However, as Greater Manchester Police explained, social media, though a powerful tool for rioters is equally beneficial. Not only are officers able to communicate directly with people on the street, they can use online networks to project positive messages and put out “hearsay fires” before they turn into something more damaging.

It’s a debate that has yet to come to any sort of logical conclusion. After all, in the context of Blackberry users messaging via BBM (its messenger service), surveillance is, by virtue of privacy, denied. To then block it in its entirety during a crisis would cause lots of problems.

This technology is supposed to liberate us. To deny that is to take a step backwards. There has to be better options out there. “Targeted blackouts” could be one option, using hashtags to identify conversations and then perpetrators another. It’s about being creative.

Our accreditations & Partners

  • REC Member
  • VTC - Virtual Technology Cluster
  • RANT Events
  • Bloom Nepro
  • YPO
  • Crown Commerical Service
  • Disability Confident
  • ISO 9001
  • Armed Force Covenant
  • Cyber Essentials Plus
  • ISO 27001

Thanks

Success

Thanks

Success

Thank you for signing up to the acumin alerts.

Send CV

Send us your CV and have our recruiters match you to the ideal opportunities

Do you already have an account with us?

Log in

Want to have an account with us?

Register

Want to just send us your CV?

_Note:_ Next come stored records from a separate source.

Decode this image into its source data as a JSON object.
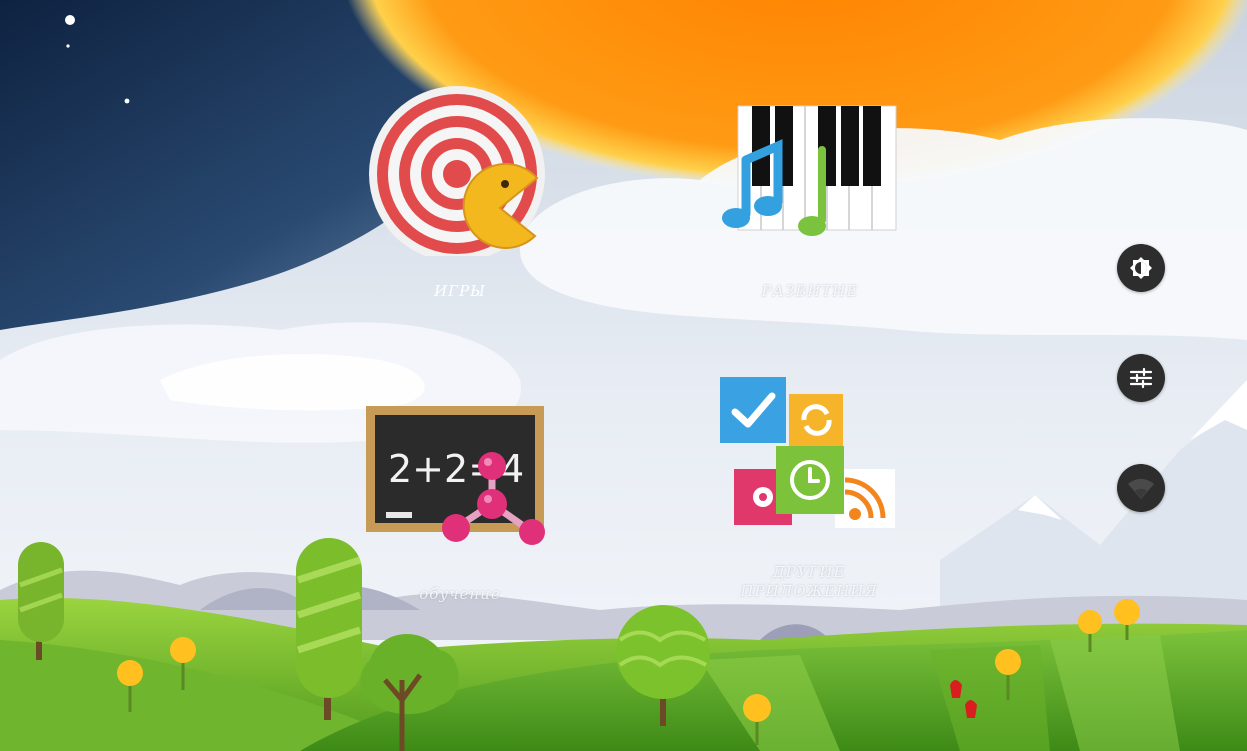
{
  "launcher": {
    "tiles": [
      {
        "label": "ИГРЫ",
        "icon": "target-pacman-icon"
      },
      {
        "label": "РАЗВИТИЕ",
        "icon": "piano-music-icon"
      },
      {
        "label": "обучение",
        "icon": "chalkboard-molecule-icon"
      },
      {
        "label": "ДРУГИЕ\nПРИЛОЖЕНИЯ",
        "icon": "apps-collage-icon"
      }
    ],
    "chalkboard_text": "2+2=4"
  },
  "side_controls": [
    {
      "icon": "brightness-icon"
    },
    {
      "icon": "sliders-icon"
    },
    {
      "icon": "wifi-icon"
    }
  ],
  "colors": {
    "sun": "#ff8c00",
    "night_sky": "#1b3358",
    "grass": "#7cc23b",
    "button_bg": "#2d2d2d"
  }
}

Upload only doc, docx, odt, pdf format file.

By submitting your registration and CV to us you are agreeing to join our database and to be contacted about relevant jobs industry communications. Please read our terms of business for more information.

Password reset

If you need a reminder for your password, fill out the field below

Log in

Access your account to edit your contact details, job alerts or to upload a new CV

Thank you

Success

Thank you for successfully uploading your CV.

Acumin Alerts

Success

Thanks for registering for Acumin alerts.

Acumin Alerts

Unfortunately your CV could not be uploaded

Please make sure your CV is one of the following file types: doc, docx, odt, pdf, rtf

Acumin Spam

Unfortunately your submission has been declared spam. Please try again.

Vacancy

Success

Thank you for submitting your vacancy.

Register

Create an account to register your contact details, sign up for job alerts and upload your CV

Success

Thanks for registering for Acumin alerts. To get the most out of Acumin's service why not register with us?

Upload only doc, docx, odt, pdf format file.
- Practitioner
- Commercial

I agree to the terms and conditions and to be contacted by recruiters:

I agree to receive marketing communications relevant to my job search:

I agree to receive Jobs By Email for the following professions:
- Business Continuity Management
- Counter Fraud
- Cyber Security
- Executive Management
- Governance & Compliance
- Information Security & Risk Management
- Penetration Testing & Digital Forensics
- Sales and Marketing
- Sales Engineering
- Security Management
- Technical Security
- Information/Risk Assurance
- Identity Management
- Application Security
- Security Architecture
- Dev/Sec Ops
- DV & SC Cleared Jobs
- Programme & Project Management
- CISO/CSO

Submit a Vacancy

Use the form below to submit a vacancy